Nanostructured Materials for Solar Fuels Production: Synthesis, Characterization, and Evaluation

Open Access
Author:
Read Rodríguez, Carlos G.
Graduate Program:
Chemistry
Degree:
Doctor of Philosophy
Document Type:
Dissertation
Date of Defense:
June 14, 2016
Committee Members:
  • Raymond Edward Schaak, Dissertation Advisor
  • Raymond Edward Schaak, Committee Chair
  • Lasse Jensen, Committee Member
  • Benjamin James Lear, Committee Member
  • Michael Anthony Hickner, Outside Member
Keywords:
  • phosphides
  • hydrogen evolution
  • HER
  • OER
  • nanoparticles
  • electrochemistry
  • electrocatalysis
  • earth-abundant
  • synthesis
  • hybrid
  • heterostructure
Abstract:

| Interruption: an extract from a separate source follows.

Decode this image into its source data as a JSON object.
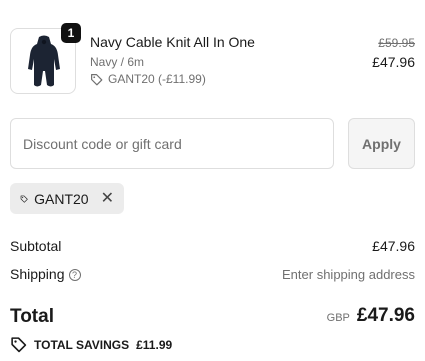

Hydrogen gas obtained by electrochemical and photoelectrochemical water splitting has long been proposed as a clean and sustainable alternative to hydrocarbon fuels. While noble metals such as Pt and Ir, are capable of splitting water at low overpotentials, the widespread implementation of inexpensive solar-driven water-splitting systems and electrolyzers requires, among other things, the development of robust, efficient, and abundant alternatives to noble metal catalysts. Recently, transition metal phosphides (MxPy) have been recognized as a promising class of Earth-abundant electrocatalysts for the hydrogen evolution reaction (HER), capable of operating with low overpotentials at benchmark current densities while sustaining high stabilities even in harsh conditions. This dissertation describes the progress that has been made in this field and aims to provide helpful insights into the synthesis, characterization and electrochemical testing of transition metal phosphides, and electrocatalysts in general. In particular, it highlights our work on the identification of iron phosphide (FeP), in the form of monodisperse and hollow colloidal nanocrystals, as a highly active HER catalysts in acidic and neutral aqueous solutions. It also discusses the development of more scalable approaches to the preparation of these materials directly onto the surface of current collectors and photoelectrodes, while maintaining high electrocatalytic activities for both the hydrogen and oxygen evolution reactions. Finally, we present new synthetic approaches to higher-order colloidal hybrid nanoparticles based on supersaturation-precipitation strategies, which could open the door to nanostructures of relevance to photocatalytic fuels production.